Saturday, June 11, 2016

On Being Shunned at the Chinese Buffet Triolet

“do not even eat with such a person.” – 1 Cor5:11

It’s all tough love and heat at the Chinese buffet
of sweet sour shunning, Kung Pao and fried rice.
Sunday’s stiff wooden rulers no longer hold sway,
so there’s tough love and heat at the Chinese buffet.

My old brothers and sisters hold hands as they pray,
Thank You, Lord, for The Truth, Dim Sum, and The Light,
It’s all tough love and heat at the Chinese buffet
of sweet sour shunning, Kung Pao and fried rice.

First appeared in Kentucky Review - May 2016

Saturday, June 4, 2016

Poems I Admire #13

Kevin Convinced Me to Drink

the bottle, a brown eyeball caring me to blink.
I was fourteen and unsure how I felt about white people
but I knew I didn’t like beer, especially beer pong

Kevin was white, and liked beer. He said
it’s what men do. They drink beer and watch sports
and get into fights or else they are a pussy

I remember thinking this must be racist in a way
against women. I had never seen a pussy before
or any type of vagina, but I knew what a pussy was

from the movies we all watched at Kevin’s house.
In seventh grade, Brandon took off everything
except his sneakers, chased us around the house

a beer in one hand, his pinkish-white genitals
in the other. We ran around screaming and laughing
while he called us gay and threatened to cream on us

I giggled and said that must be racist
against gay people and probably women,
and we at hot pockets,

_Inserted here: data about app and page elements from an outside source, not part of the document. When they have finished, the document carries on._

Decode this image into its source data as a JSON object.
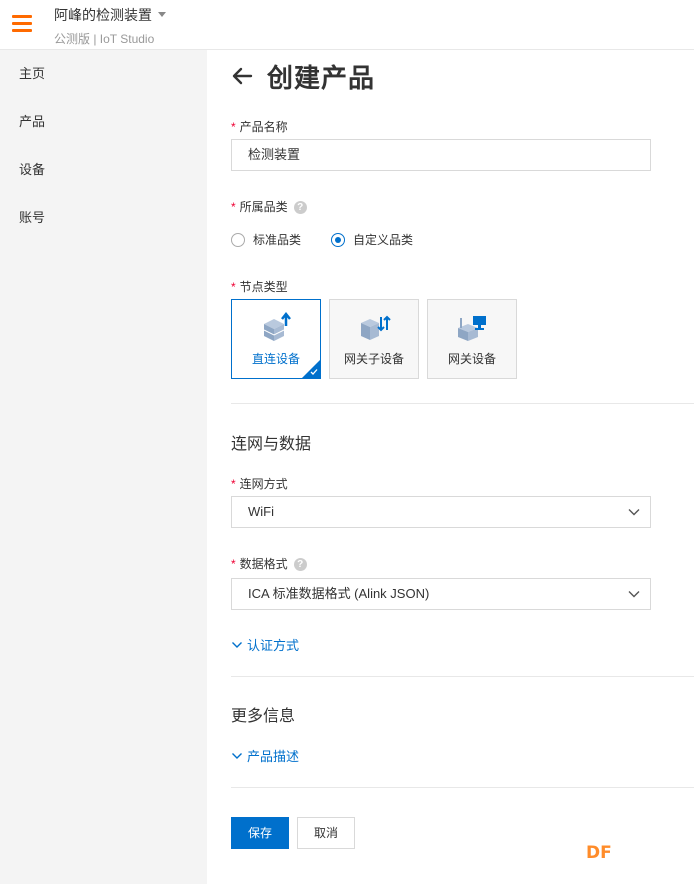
{
  "header": {
    "app_title": "阿峰的检测装置",
    "app_subtitle": "公测版 | IoT Studio"
  },
  "sidebar": {
    "items": [
      {
        "label": "主页"
      },
      {
        "label": "产品"
      },
      {
        "label": "设备"
      },
      {
        "label": "账号"
      }
    ]
  },
  "page": {
    "title": "创建产品"
  },
  "form": {
    "product_name": {
      "label": "产品名称",
      "value": "检测装置"
    },
    "category": {
      "label": "所属品类",
      "options": [
        {
          "label": "标准品类",
          "checked": false
        },
        {
          "label": "自定义品类",
          "checked": true
        }
      ]
    },
    "node_type": {
      "label": "节点类型",
      "options": [
        {
          "label": "直连设备",
          "selected": true,
          "icon": "direct-device-icon"
        },
        {
          "label": "网关子设备",
          "selected": false,
          "icon": "gateway-subdevice-icon"
        },
        {
          "label": "网关设备",
          "selected": false,
          "icon": "gateway-device-icon"
        }
      ]
    },
    "network_section_title": "连网与数据",
    "network_method": {
      "label": "连网方式",
      "value": "WiFi"
    },
    "data_format": {
      "label": "数据格式",
      "value": "ICA 标准数据格式 (Alink JSON)"
    },
    "auth_expander": "认证方式",
    "more_section_title": "更多信息",
    "desc_expander": "产品描述",
    "help_glyph": "?",
    "required_mark": "*"
  },
  "actions": {
    "save_label": "保存",
    "cancel_label": "取消"
  },
  "watermark": "DF",
  "colors": {
    "accent": "#0070cc",
    "brand_orange": "#ff6a00",
    "required": "#ee0033"
  }
}
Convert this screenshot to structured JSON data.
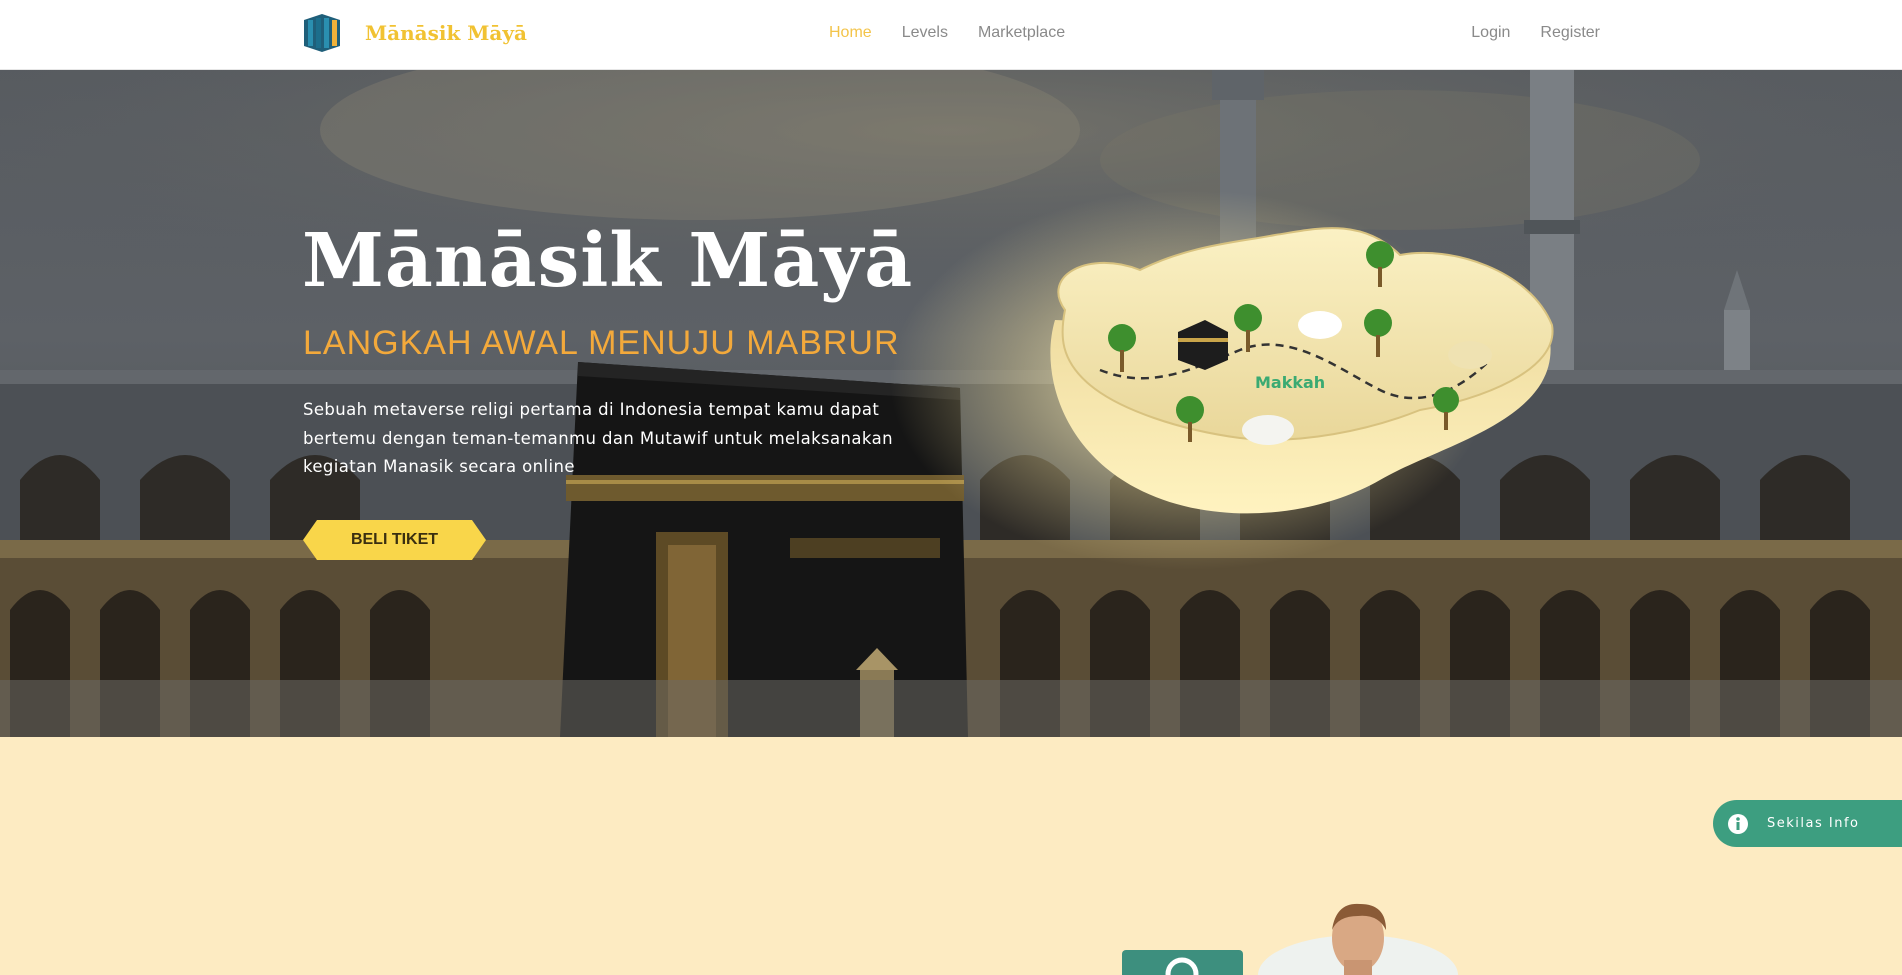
{
  "brand": {
    "name": "Mānāsik Māyā"
  },
  "nav": {
    "center": [
      {
        "label": "Home",
        "active": true
      },
      {
        "label": "Levels",
        "active": false
      },
      {
        "label": "Marketplace",
        "active": false
      }
    ],
    "right": [
      {
        "label": "Login"
      },
      {
        "label": "Register"
      }
    ]
  },
  "hero": {
    "title": "Mānāsik Māyā",
    "subtitle": "LANGKAH AWAL MENUJU MABRUR",
    "description": "Sebuah metaverse religi pertama di Indonesia tempat kamu dapat bertemu dengan teman-temanmu dan Mutawif untuk melaksanakan kegiatan Manasik secara online",
    "cta_label": "BELI TIKET",
    "map_label": "Makkah"
  },
  "info_pill": {
    "label": "Sekilas Info",
    "icon": "info-icon"
  },
  "colors": {
    "brand_gold": "#f1c232",
    "subtitle_orange": "#f3a93b",
    "cta_yellow": "#f9d64a",
    "section_cream": "#fdebc2",
    "accent_green": "#3d9e80",
    "nav_active": "#f3c44a"
  }
}
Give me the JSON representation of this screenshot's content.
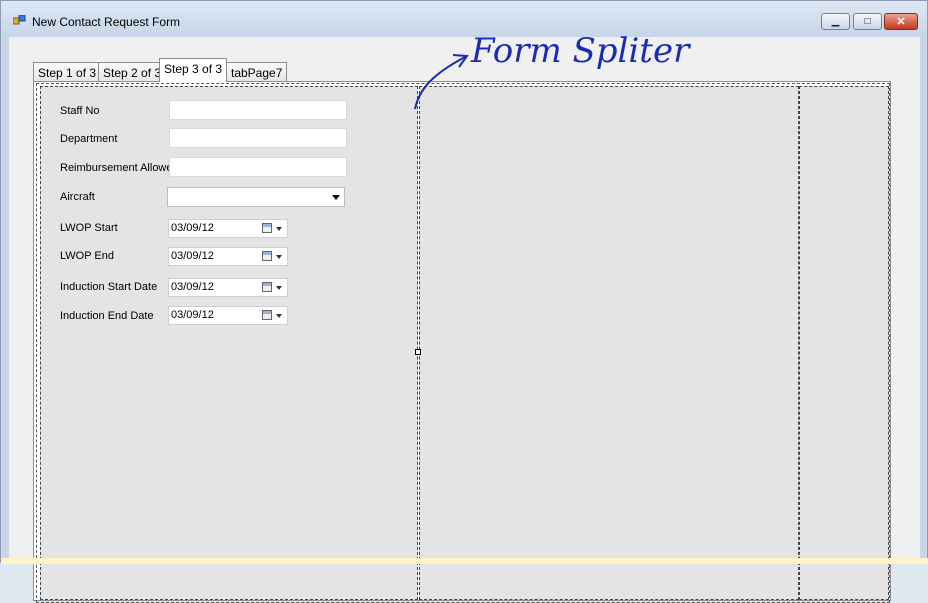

Kevin grabbed a couple of brewskies from his dad’s stash
said, you don’t seem that black to me,
and punched me in the chest.

First appeared in Radius

Aaron Samuels is a Pushcart-nominated poet, a TEDx speaker, and an acclaimed facilitator of critical identity discussions. Raised in Providence, Rhode Island, by a Jewish-American mother and an African-American father, Aaron discovered spoken word poetry at age 14 when his English teacher told him he was not allowed to break meter. After declining this advice, Aaron went on to become one of the premiere performance poets in the country, featuring on TV One’s Verses & Flow, HBO’s Brave New Voices, and TEDx Washington University. His work has appeared in multiple journals including the Tidal Basin Review, Apogee Journal, and Muzzle Magazine. His debut collection of poetry,

Yarmulkes& Fitted Caps was released by Write Bloody Publishing in fall 2013.